◆ Provided information ◆
-=-=-

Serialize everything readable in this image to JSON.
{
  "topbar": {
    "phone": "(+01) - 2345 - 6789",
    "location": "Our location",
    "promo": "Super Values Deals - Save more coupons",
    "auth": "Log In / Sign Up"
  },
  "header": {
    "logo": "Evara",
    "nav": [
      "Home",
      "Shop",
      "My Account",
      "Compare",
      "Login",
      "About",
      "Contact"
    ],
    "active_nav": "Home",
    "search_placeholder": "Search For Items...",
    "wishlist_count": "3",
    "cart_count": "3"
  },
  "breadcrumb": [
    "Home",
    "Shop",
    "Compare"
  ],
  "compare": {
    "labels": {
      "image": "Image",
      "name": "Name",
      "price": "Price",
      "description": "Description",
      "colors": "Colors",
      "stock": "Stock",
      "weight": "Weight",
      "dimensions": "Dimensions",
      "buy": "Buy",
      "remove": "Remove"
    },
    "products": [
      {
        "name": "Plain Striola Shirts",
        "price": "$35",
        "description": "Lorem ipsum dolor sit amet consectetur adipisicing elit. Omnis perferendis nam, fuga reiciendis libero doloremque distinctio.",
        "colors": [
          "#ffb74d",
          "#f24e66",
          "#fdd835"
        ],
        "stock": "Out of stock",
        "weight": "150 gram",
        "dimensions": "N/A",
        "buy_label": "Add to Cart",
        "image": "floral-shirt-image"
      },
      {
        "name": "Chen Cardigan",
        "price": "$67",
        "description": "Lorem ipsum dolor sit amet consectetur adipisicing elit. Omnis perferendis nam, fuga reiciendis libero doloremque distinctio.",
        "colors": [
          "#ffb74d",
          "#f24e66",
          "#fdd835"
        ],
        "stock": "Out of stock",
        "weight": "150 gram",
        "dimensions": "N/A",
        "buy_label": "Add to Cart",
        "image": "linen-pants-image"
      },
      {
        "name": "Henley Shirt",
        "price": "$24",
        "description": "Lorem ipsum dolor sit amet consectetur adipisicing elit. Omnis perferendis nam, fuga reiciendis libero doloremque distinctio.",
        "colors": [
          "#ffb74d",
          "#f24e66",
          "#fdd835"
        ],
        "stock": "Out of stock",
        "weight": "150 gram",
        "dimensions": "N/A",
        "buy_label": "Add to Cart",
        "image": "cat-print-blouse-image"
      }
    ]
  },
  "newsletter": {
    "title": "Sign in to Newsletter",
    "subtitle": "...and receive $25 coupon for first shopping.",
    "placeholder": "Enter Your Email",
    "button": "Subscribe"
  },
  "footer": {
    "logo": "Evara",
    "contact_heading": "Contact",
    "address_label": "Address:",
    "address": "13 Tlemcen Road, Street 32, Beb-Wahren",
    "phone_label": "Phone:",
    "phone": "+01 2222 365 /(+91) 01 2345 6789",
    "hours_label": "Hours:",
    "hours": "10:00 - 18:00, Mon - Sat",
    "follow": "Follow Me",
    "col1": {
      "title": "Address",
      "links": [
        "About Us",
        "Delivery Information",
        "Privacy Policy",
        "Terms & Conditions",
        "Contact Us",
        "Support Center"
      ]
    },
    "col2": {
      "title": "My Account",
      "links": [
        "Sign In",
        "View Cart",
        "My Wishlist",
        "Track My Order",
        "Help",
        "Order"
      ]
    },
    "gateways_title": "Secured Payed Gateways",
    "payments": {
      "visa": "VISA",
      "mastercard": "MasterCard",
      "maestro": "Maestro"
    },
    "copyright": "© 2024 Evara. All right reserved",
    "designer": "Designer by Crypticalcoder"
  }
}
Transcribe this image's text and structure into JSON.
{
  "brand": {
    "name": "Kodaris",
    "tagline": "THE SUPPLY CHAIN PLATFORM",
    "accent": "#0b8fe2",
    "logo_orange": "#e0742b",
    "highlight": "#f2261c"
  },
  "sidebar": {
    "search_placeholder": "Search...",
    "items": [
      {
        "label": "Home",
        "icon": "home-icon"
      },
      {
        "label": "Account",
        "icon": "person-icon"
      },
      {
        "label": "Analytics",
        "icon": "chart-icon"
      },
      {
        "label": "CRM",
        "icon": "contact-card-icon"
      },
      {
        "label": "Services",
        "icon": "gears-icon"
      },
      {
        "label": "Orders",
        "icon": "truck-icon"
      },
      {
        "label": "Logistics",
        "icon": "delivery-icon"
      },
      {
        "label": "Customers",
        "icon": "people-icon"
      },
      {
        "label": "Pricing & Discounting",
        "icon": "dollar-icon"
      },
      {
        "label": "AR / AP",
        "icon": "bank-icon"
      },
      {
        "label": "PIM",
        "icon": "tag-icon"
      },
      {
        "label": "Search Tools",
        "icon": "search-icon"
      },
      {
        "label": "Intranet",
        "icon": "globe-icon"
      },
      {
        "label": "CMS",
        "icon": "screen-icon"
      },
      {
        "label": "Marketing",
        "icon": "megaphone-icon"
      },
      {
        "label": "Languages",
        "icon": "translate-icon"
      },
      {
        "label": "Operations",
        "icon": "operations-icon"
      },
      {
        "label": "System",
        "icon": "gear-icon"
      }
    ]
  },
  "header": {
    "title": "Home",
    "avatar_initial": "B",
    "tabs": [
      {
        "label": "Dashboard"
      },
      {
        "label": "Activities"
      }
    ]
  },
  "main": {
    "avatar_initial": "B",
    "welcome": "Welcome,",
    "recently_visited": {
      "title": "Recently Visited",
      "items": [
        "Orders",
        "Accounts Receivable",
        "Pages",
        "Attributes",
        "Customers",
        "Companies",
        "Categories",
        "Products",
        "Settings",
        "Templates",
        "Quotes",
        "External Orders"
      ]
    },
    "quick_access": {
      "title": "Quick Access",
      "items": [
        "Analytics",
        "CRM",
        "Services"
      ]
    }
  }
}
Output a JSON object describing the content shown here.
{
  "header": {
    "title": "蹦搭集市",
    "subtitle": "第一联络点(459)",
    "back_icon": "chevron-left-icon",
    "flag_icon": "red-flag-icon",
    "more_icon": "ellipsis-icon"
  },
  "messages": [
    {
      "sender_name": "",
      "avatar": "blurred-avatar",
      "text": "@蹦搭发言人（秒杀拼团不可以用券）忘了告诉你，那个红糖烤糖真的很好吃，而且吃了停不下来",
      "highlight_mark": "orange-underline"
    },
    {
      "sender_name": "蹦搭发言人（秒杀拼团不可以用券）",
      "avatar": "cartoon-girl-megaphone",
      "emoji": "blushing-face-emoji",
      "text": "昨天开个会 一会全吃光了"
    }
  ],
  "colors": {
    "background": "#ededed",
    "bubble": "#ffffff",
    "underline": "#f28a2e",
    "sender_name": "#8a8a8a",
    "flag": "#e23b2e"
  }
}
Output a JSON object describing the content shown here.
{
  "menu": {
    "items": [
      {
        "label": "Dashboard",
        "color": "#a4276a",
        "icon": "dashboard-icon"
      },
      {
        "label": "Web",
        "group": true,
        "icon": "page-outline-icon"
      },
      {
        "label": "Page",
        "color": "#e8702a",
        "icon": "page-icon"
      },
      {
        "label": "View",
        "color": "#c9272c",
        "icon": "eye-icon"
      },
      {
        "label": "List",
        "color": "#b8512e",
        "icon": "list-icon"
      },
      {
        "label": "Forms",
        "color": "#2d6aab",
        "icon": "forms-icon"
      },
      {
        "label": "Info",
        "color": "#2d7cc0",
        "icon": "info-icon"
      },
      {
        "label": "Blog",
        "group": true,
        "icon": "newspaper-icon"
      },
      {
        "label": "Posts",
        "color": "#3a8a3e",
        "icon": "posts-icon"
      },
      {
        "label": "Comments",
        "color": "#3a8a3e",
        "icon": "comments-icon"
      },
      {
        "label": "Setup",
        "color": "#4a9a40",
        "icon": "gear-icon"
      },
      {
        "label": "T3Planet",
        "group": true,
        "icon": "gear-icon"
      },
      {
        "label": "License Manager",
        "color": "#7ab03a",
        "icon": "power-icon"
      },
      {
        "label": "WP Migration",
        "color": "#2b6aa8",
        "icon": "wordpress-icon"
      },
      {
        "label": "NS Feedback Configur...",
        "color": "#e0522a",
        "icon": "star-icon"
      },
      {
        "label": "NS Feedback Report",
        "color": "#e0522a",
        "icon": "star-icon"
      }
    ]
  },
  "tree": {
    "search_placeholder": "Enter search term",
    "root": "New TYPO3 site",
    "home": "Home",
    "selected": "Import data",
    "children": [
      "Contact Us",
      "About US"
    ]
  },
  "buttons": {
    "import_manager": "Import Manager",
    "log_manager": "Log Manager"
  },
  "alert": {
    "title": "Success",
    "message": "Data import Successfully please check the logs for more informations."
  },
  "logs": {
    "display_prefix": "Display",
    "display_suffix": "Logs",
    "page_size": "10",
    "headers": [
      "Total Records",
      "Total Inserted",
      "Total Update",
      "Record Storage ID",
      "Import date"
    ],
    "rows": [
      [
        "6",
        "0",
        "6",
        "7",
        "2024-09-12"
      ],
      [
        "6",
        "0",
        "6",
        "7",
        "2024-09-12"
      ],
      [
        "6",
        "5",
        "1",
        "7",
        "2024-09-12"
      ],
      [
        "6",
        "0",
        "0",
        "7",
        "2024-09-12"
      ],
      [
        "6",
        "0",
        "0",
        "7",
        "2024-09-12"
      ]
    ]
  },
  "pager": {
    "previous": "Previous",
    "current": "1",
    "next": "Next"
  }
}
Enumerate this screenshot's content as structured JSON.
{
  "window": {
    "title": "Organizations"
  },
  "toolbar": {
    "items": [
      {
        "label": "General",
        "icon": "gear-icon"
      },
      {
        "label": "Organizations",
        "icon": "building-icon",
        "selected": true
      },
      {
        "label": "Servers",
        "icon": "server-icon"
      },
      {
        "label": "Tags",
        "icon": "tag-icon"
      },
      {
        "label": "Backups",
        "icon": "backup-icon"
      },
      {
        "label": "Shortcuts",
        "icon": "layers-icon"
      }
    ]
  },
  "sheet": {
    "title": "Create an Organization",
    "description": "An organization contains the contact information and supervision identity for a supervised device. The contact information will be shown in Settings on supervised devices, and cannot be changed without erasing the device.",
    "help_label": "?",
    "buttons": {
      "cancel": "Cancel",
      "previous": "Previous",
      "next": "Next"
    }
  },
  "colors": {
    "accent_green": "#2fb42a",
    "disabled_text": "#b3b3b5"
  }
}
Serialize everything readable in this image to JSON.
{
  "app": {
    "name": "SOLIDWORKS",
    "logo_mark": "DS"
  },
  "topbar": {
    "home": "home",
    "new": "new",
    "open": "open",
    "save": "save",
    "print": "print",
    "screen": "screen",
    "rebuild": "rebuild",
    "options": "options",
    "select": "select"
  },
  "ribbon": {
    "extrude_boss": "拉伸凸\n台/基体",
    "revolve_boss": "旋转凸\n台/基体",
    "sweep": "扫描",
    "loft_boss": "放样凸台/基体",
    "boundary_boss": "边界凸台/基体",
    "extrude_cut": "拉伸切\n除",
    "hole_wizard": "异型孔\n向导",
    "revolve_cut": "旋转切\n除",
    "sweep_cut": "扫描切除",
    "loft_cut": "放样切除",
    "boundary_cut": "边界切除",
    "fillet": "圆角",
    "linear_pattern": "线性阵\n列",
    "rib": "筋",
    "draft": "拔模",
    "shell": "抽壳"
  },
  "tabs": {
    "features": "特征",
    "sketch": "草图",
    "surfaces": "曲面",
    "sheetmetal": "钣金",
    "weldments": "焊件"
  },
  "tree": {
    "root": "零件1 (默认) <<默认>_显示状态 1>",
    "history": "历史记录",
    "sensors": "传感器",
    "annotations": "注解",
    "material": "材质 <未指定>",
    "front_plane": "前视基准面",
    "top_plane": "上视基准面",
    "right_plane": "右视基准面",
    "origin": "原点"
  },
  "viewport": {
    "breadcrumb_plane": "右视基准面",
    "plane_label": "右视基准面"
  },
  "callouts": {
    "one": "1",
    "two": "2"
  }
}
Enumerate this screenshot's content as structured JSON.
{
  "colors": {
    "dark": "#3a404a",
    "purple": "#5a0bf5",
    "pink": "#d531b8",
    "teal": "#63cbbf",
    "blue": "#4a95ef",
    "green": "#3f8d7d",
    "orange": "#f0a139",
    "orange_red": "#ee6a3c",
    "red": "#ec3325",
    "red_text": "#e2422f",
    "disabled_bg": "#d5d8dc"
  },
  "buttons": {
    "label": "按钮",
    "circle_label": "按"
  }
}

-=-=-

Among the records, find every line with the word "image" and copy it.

Serialize everything readable in this image to JSON.
      "image": "Image",
        "image": "floral-shirt-image"
        "image": "linen-pants-image"
        "image": "cat-print-blouse-image"
Transcribe this image's text and structure into JSON.
Serialize everything readable in this image to JSON.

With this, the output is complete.